    System.Diagnostics.Debug.WriteLine("InitializeAsync error {0}", err);
  long len = Bass.BASS_ChannelGetLength(m_BassHandle, BASSMode.BASS_POS_BYTES);
  double secs = Bass.BASS_ChannelBytes2Seconds(m_BassHandle, len);
  uint bits = 16;
  if (cInfo.Is32bit)
    bits = 32;
  else if (cInfo.Is8bit)
    bits = 8;

  AudioEncodingProperties pcmprops = AudioEncodingProperties.CreatePcm((uint)cInfo.freq, (uint)cInfo.chans, bits);
  m_MediaStreamSource = new MediaStreamSource(new AudioStreamDescriptor(pcmprops));
  m_MediaStreamSource.CanSeek = true;
  m_MediaStreamSource.BufferTime = TimeSpan.Zero;
  m_MediaStreamSource.Duration = TimeSpan.FromSeconds(secs);
  m_MediaStreamSource.Closed += mss_Closed;
  m_MediaStreamSource.Starting += mss_Starting;
  m_MediaStreamSource.SampleRequested += mss_SampleRequested;
} // InitializeAsync

The SampleRequested event occurs when then audio player needs a decoded sample to play. Here we just need to decode the requested data and return it to the player.

void mss_SampleRequested(MediaStreamSource sender, MediaStreamSourceSampleRequestedEventArgs args)
  var deferral = args.Request.GetDeferral();

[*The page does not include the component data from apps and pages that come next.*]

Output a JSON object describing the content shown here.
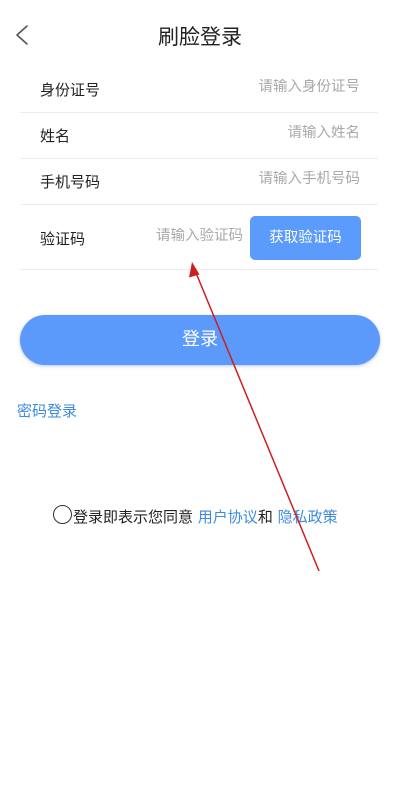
{
  "header": {
    "title": "刷脸登录",
    "back_icon": "chevron-left-icon"
  },
  "form": {
    "id_card": {
      "label": "身份证号",
      "placeholder": "请输入身份证号",
      "value": ""
    },
    "name": {
      "label": "姓名",
      "placeholder": "请输入姓名",
      "value": ""
    },
    "phone": {
      "label": "手机号码",
      "placeholder": "请输入手机号码",
      "value": ""
    },
    "code": {
      "label": "验证码",
      "placeholder": "请输入验证码",
      "value": "",
      "button_label": "获取验证码"
    }
  },
  "login_button": "登录",
  "password_login_link": "密码登录",
  "agreement": {
    "prefix": "登录即表示您同意",
    "user_agreement": "用户协议",
    "conjunction": "和",
    "privacy_policy": "隐私政策",
    "checked": false
  },
  "colors": {
    "primary": "#5b99fb",
    "link": "#3c8be0",
    "annotation": "#cc1f1f"
  }
}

  try {
    byte[] buffer = new byte[4096];
    int decoded = Bass.BASS_ChannelGetData(m_BassHandle, buffer, buffer.Length);
    if (decoded == -1) {
      BASSError err = Bass.BASS_ErrorGetCode();
      System.Diagnostics.Debug.WriteLine("mss_SampleRequested error {0}", err);
    } else {
      double secs = Bass.BASS_ChannelBytes2Seconds(m_BassHandle, decoded);

      MediaStreamSample sample = MediaStreamSample.CreateFromBuffer(buffer.AsBuffer(), TimeSpan.FromSeconds(m_SecondsPosition));
      sample.Duration = TimeSpan.FromSeconds(secs);
      m_SecondsPosition += sample.Duration.TotalSeconds;
      args.Request.Sample = sample;
  } catch { }
} // mss_SampleRequested

The application lets you select a file from your music library (files outside of your music library won’t work because the application does not have access to external folders).

Here’s the full source code of the test program (remember to set your BASS registration info)

Download source code

Have fun! 😉